Task material =>
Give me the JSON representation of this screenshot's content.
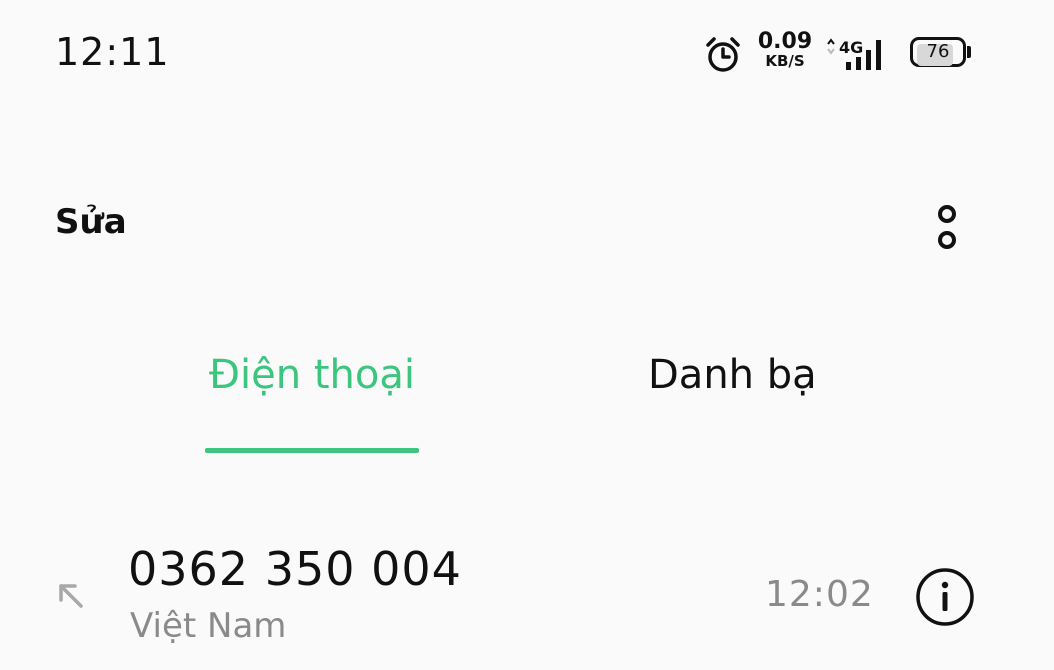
{
  "status_bar": {
    "time": "12:11",
    "net_speed_value": "0.09",
    "net_speed_unit": "KB/S",
    "network_type": "4G",
    "battery_level": "76",
    "icons": [
      "alarm-icon",
      "data-transfer-icon",
      "signal-icon",
      "battery-icon"
    ]
  },
  "header": {
    "edit_label": "Sửa",
    "more_icon": "more-options-icon"
  },
  "tabs": [
    {
      "label": "Điện thoại",
      "active": true
    },
    {
      "label": "Danh bạ",
      "active": false
    }
  ],
  "call_log": [
    {
      "number": "0362 350 004",
      "location": "Việt Nam",
      "time": "12:02",
      "direction_icon": "outgoing-call-icon",
      "info_icon": "info-icon"
    }
  ],
  "colors": {
    "accent": "#3cc57e",
    "background": "#fafafa",
    "text_primary": "#111111",
    "text_secondary": "#8a8a8a"
  }
}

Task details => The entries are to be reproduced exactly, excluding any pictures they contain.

Solution for this task =>
Give me the JSON representation of this screenshot's content.
{
  "status_bar": {
    "time": "12:11",
    "net_speed_value": "0.09",
    "net_speed_unit": "KB/S",
    "network_type": "4G",
    "battery_level": "76",
    "icons": [
      "alarm-icon",
      "data-transfer-icon",
      "signal-icon",
      "battery-icon"
    ]
  },
  "header": {
    "edit_label": "Sửa",
    "more_icon": "more-options-icon"
  },
  "tabs": [
    {
      "label": "Điện thoại",
      "active": true
    },
    {
      "label": "Danh bạ",
      "active": false
    }
  ],
  "call_log": [
    {
      "number": "0362 350 004",
      "location": "Việt Nam",
      "time": "12:02",
      "direction_icon": "outgoing-call-icon",
      "info_icon": "info-icon"
    }
  ],
  "colors": {
    "accent": "#3cc57e",
    "background": "#fafafa",
    "text_primary": "#111111",
    "text_secondary": "#8a8a8a"
  }
}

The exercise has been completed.